When it’s caught early, prostate cancer can be cured.
Prostate cancer is the most common non-skin cancer in American men.2 But it grows slowly, and most men can beat it, with treatment.
What is the prostate?
The prostate is a small gland in men that is part of the reproductive system. It’s about the shape and size of a walnut. The prostate helps make semen, which carries sperm from the testicles.
Are you at risk for prostate cancer?
A lot of men with prostate cancer don’t have symptoms until their cancer gets worse. That’s why you should know your risks:
- Age – About three out of every five prostate cancers are found in men over 65.
- Family history – Men whose fathers or brothers have prostate cancer are twice as likely to have it.
- Race – Men of African descent are more likely to get prostate cancer than men of other races.
- Weight – Being very overweight can lead to a delay in finding the cancer, so it has more time to grow.
- Diet – Men who eat a lot of red meat and high-fat dairy, and don’t eat many fruits and vegetables, have a higher risk of getting prostate cancer.
Getting checked for prostate cancer
There is a blood test, called the prostate specific antigen (PSA), to screen for prostate cancer. It tests for raised levels of PSA, a protein made by the prostate.

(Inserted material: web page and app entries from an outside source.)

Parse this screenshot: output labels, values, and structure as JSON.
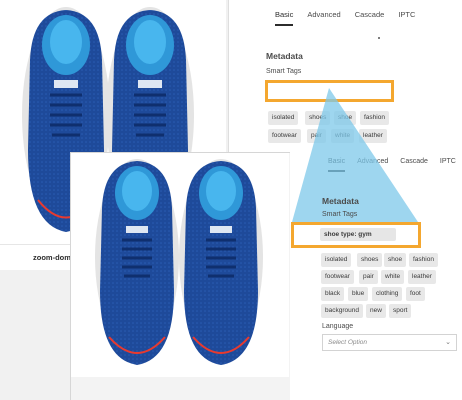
{
  "back": {
    "caption": "zoom-domi",
    "tabs": [
      "Basic",
      "Advanced",
      "Cascade",
      "IPTC"
    ],
    "active_tab": "Basic",
    "metadata_title": "Metadata",
    "smart_tags_label": "Smart Tags",
    "tags": [
      "isolated",
      "shoes",
      "shoe",
      "fashion",
      "footwear",
      "pair",
      "white",
      "leather"
    ]
  },
  "front": {
    "tabs": [
      "Basic",
      "Advanced",
      "Cascade",
      "IPTC"
    ],
    "active_tab": "Basic",
    "metadata_title": "Metadata",
    "smart_tags_label": "Smart Tags",
    "smart_tag_value": "shoe type: gym",
    "tags": [
      "isolated",
      "shoes",
      "shoe",
      "fashion",
      "footwear",
      "pair",
      "white",
      "leather",
      "black",
      "blue",
      "clothing",
      "foot",
      "background",
      "new",
      "sport"
    ],
    "language_label": "Language",
    "language_placeholder": "Select Option"
  },
  "colors": {
    "highlight": "#f4a72f",
    "funnel": "#7ec8ea",
    "shoe_blue": "#1e4a9a",
    "insole": "#3aa8e0"
  }
}
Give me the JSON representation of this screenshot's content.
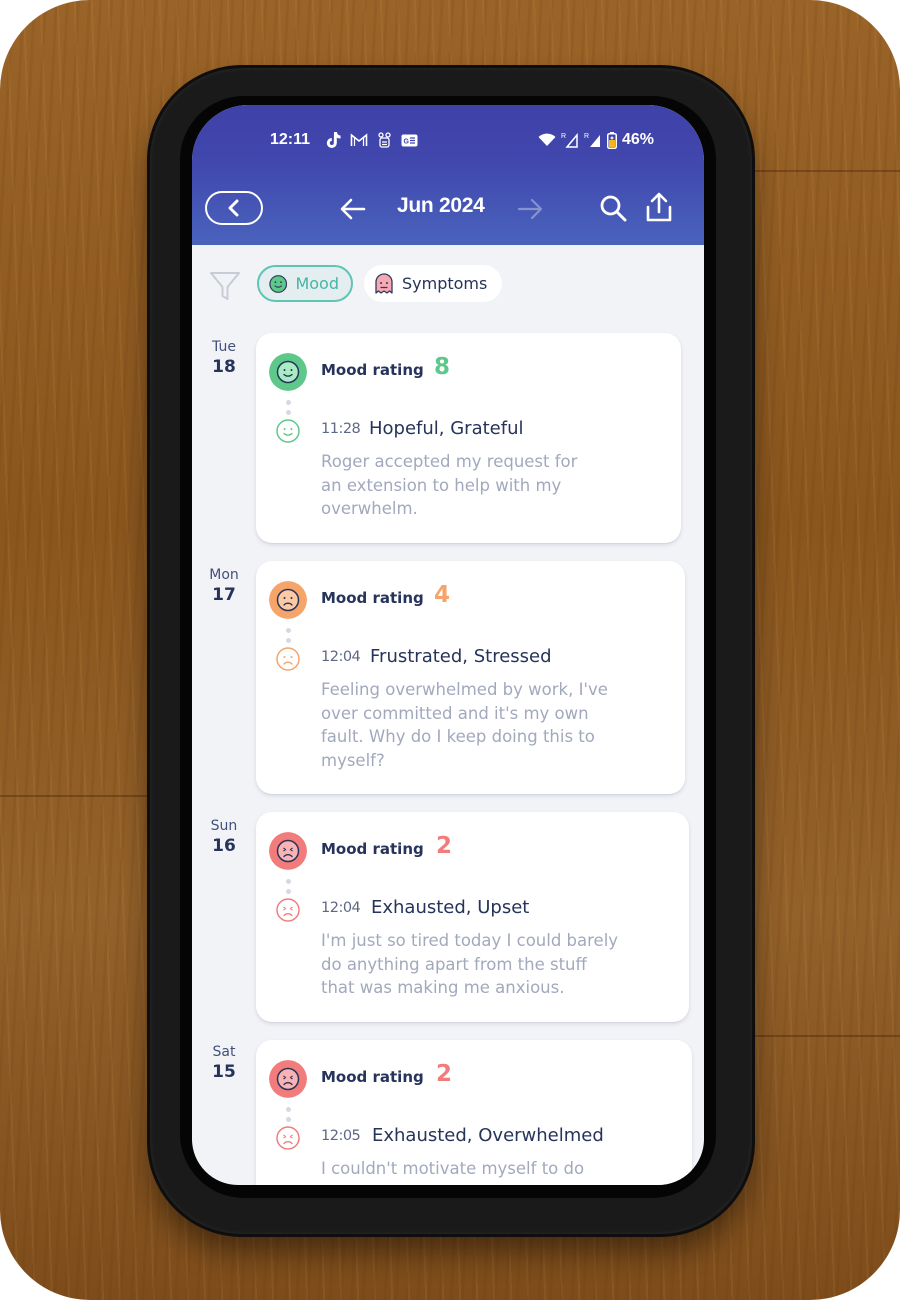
{
  "status_bar": {
    "time": "12:11",
    "notification_icons": [
      "tiktok-icon",
      "gmail-icon",
      "app-icon",
      "news-icon"
    ],
    "battery_percent": "46%",
    "signal_indicators": [
      "wifi-icon",
      "signal-roaming-icon",
      "signal-roaming-icon",
      "battery-charging-icon"
    ]
  },
  "header": {
    "title": "Jun 2024",
    "back_icon": "chevron-left-icon",
    "prev_icon": "arrow-left-icon",
    "next_icon": "arrow-right-icon",
    "search_icon": "search-icon",
    "share_icon": "share-icon"
  },
  "filters": {
    "filter_icon": "funnel-icon",
    "chips": [
      {
        "label": "Mood",
        "active": true,
        "icon": "smiley-icon"
      },
      {
        "label": "Symptoms",
        "active": false,
        "icon": "ghost-icon"
      }
    ]
  },
  "colors": {
    "header": "#4047ad",
    "good": "#5dc88a",
    "medium": "#f5a46a",
    "bad": "#f27c7c",
    "text_primary": "#26335a",
    "text_muted": "#a2a9bd",
    "chip_active": "#45b5a4"
  },
  "entries": [
    {
      "dow": "Tue",
      "day": "18",
      "rating_label": "Mood rating",
      "rating": "8",
      "mood": "good",
      "time": "11:28",
      "emotions": "Hopeful, Grateful",
      "note": "Roger accepted my request for\nan extension to help with my\noverwhelm."
    },
    {
      "dow": "Mon",
      "day": "17",
      "rating_label": "Mood rating",
      "rating": "4",
      "mood": "medium",
      "time": "12:04",
      "emotions": "Frustrated, Stressed",
      "note": "Feeling overwhelmed by work, I've\nover committed and it's my own\nfault. Why do I keep doing this to\nmyself?"
    },
    {
      "dow": "Sun",
      "day": "16",
      "rating_label": "Mood rating",
      "rating": "2",
      "mood": "bad",
      "time": "12:04",
      "emotions": "Exhausted, Upset",
      "note": "I'm just so tired today I could barely\ndo anything apart from the stuff\nthat was making me anxious."
    },
    {
      "dow": "Sat",
      "day": "15",
      "rating_label": "Mood rating",
      "rating": "2",
      "mood": "bad",
      "time": "12:05",
      "emotions": "Exhausted, Overwhelmed",
      "note": "I couldn't motivate myself to do"
    }
  ]
}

The decision about whether to be screened for prostate cancer is an individual one; men should discuss with their doctor the potential benefits and harms of prostate — specific antigen (PSA)-based screening for prostate cancer.

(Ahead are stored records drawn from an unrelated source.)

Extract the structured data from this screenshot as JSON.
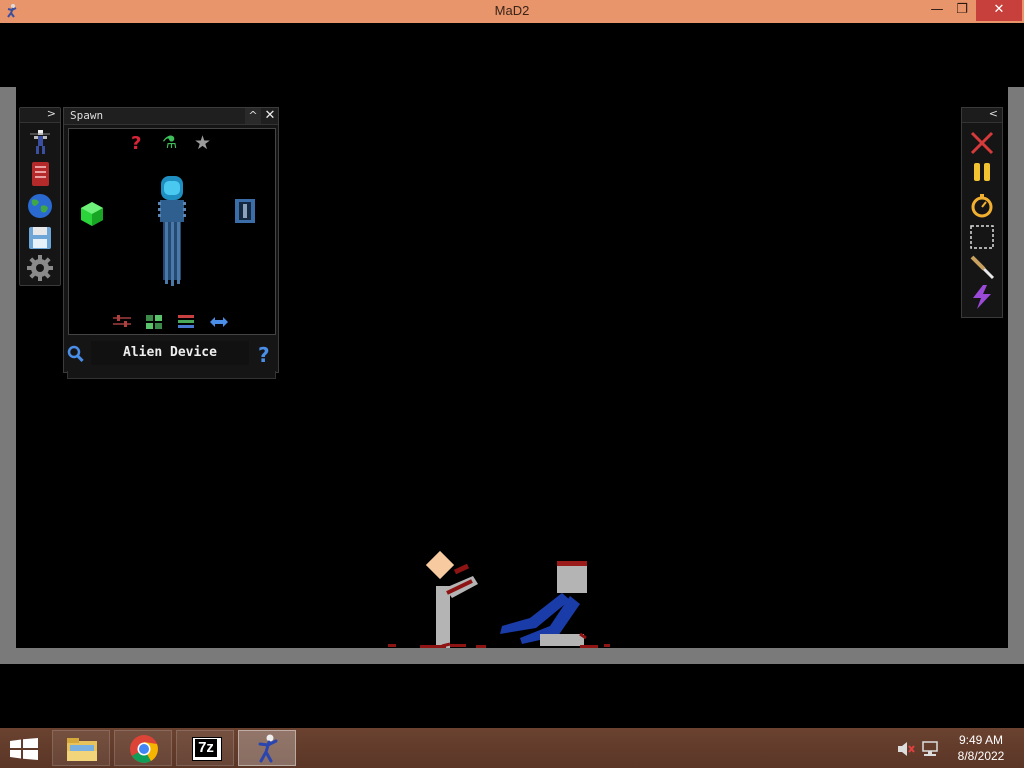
{
  "window": {
    "title": "MaD2",
    "minimize": "—",
    "maximize": "❐",
    "close": "✕"
  },
  "left_toolbar": {
    "toggle": ">",
    "buttons": [
      {
        "name": "ragdoll-spawn-icon"
      },
      {
        "name": "red-book-icon"
      },
      {
        "name": "earth-globe-icon"
      },
      {
        "name": "save-disk-icon"
      },
      {
        "name": "settings-gear-icon"
      }
    ]
  },
  "spawn_panel": {
    "title": "Spawn",
    "collapse": "^",
    "close": "✕",
    "tabs": [
      {
        "name": "random-question-icon",
        "glyph": "?",
        "color": "#d9253a"
      },
      {
        "name": "flask-icon",
        "glyph": "⚗",
        "color": "#3fbf5a"
      },
      {
        "name": "star-icon",
        "glyph": "★",
        "color": "#9a9a9a"
      }
    ],
    "selected_item": "Alien Device",
    "bottom_tools": [
      {
        "name": "sliders-icon"
      },
      {
        "name": "grid-icon"
      },
      {
        "name": "layers-icon"
      },
      {
        "name": "swap-arrows-icon"
      }
    ],
    "help": "?"
  },
  "right_toolbar": {
    "toggle": "<",
    "buttons": [
      {
        "name": "delete-x-icon"
      },
      {
        "name": "pause-icon"
      },
      {
        "name": "stopwatch-icon"
      },
      {
        "name": "select-box-icon"
      },
      {
        "name": "knife-icon"
      },
      {
        "name": "lightning-icon"
      }
    ]
  },
  "taskbar": {
    "apps": [
      {
        "name": "start-button"
      },
      {
        "name": "file-explorer-icon"
      },
      {
        "name": "chrome-icon"
      },
      {
        "name": "7zip-icon",
        "label": "7z"
      },
      {
        "name": "mad2-taskbar-icon"
      }
    ],
    "time": "9:49 AM",
    "date": "8/8/2022"
  },
  "colors": {
    "titlebar": "#e8956c",
    "wall": "#7a7a7a",
    "blood": "#9b1a1a",
    "ragdoll_blue": "#1a3ca8"
  }
}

Because prostate cancer grows so slowly, some men choose not to have screenings, or choose not to treat their prostate cancer if they do have it. This is a decision you should make after talking with your doctor.
While most men don’t notice any symptoms, men who do notice some of these:
- Urinating a lot, especially at night
- Trouble starting or controlling urination, weak or interrupted flow, or pain
- Trouble getting an erection
- Painful ejaculation, or blood or urine in semen
- Pain or stiffness in the lower back, hips or upper thighs
When caught early, nine in ten prostate cancers can be cured.
- Checking the cancer for signs that it is getting worse. Since prostate cancer grows slowly, sometimes men will not have treatment at this early stage to avoid the side effects.
- Surgery. The prostate gland and some nearby tissue are removed.
- Radiation. Radioactive beams or metal pellets kill the cancer cells.
- Cryosurgery. Instead of removing the prostate, surgeons destroy it using very cold gas.
- Hormone therapy. The cancer stops growing or shrinks, so it is easier to treat.
- Chemotherapy, if the cancer has spread to other parts of the body.
- Vaccination. The immune system is triggered to attack prostate cancer cells in the body
For more information about prostate cancer, visit the American Cancer Society online at cancer.org, or call 1-800-227-2345. Or, visit the Prostate Cancer Foundation site at pcf.org.